As if in-laws, bosses, and religion didn't provide enough guilt to last a lifetime, these days we're beating ourselves up for formerly mindless infractions like pitching a soda can into the garbage. "Green guilt" is the latest type of self-flagellation to befall womankind. And we're not making the gender reference lightly. A Yale survey of both sexes found that women are definitely more wound up over the Earth's distress.
Here's the thing—and it may come as a surprise: There's nothing wrong with guilt. "It holds society together," says David Amodio, PhD, assistant professor of psychology at New York University. "Without it, people wouldn't be motivated to maintain social norms." Even from a practical standpoint, it's guilt that often drives us to change behaviors and take action. "We spend so much time trying to be guilt-free," says June Tangney, PhD, professor of psychology at George Mason University in Fairfax, Virginia, "and that's a mistake."
The guilt we all know and don't love, however—the consuming kind—comes from not taking action, or when shame gets mixed in ("I feel so bad about what I did" turns into "I'm a horrible person for what I did"). With green guilt, the cure is easy: Take small actions to help the environment (a reusable cloth grocery bag here, recycled paper there), and let yourself off the hook for the rest. Remember: You personally did not cause global warming, and shouldn't feel responsible for fixing it. "Ask yourself, 'What are reasonable goals for me, knowing that I can't take care of everybody and everything?'" says Tangney. "Once you translate the most important things into doable plans, you'll feel a lifting of some of this moral weight."
Daniel Esty, director of the Yale Center for Environmental Law & Policy, which conducted the survey, emphasizes that small adjustments make a big difference. "A few 'supergreens' will go through their homes and rip out every incandescent bulb," he says, "but for most people the right answer is, when the light burns out, put in a compact fluorescent. It's simple, it's cost-effective, and you're not wasting things before the end of their useful lives." And do what you can, he says, on big issues like getting greenhouse gas emissions down—for instance, biking or carpooling to work once a week. "The goal is to move from the neglectful end of the spectrum toward the purposeful end.
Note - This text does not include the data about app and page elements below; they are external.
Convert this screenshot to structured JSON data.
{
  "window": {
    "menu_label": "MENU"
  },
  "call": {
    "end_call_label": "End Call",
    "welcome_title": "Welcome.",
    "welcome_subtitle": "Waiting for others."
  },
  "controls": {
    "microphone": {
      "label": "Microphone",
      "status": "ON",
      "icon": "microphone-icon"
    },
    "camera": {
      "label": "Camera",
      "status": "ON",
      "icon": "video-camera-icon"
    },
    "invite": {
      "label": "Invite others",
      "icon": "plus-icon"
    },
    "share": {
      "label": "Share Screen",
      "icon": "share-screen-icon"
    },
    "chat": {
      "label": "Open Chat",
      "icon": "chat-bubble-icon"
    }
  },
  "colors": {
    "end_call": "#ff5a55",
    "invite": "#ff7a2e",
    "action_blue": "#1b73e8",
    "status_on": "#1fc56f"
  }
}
As everyone takes a step in that direction, we'll all make a lot of progress." If the guilt starts to rise, Esty adds, just remind yourself: No one's perfect—including Al Gore.
What do you want for the world?
From the May 2008 issue of O, The Oprah Magazine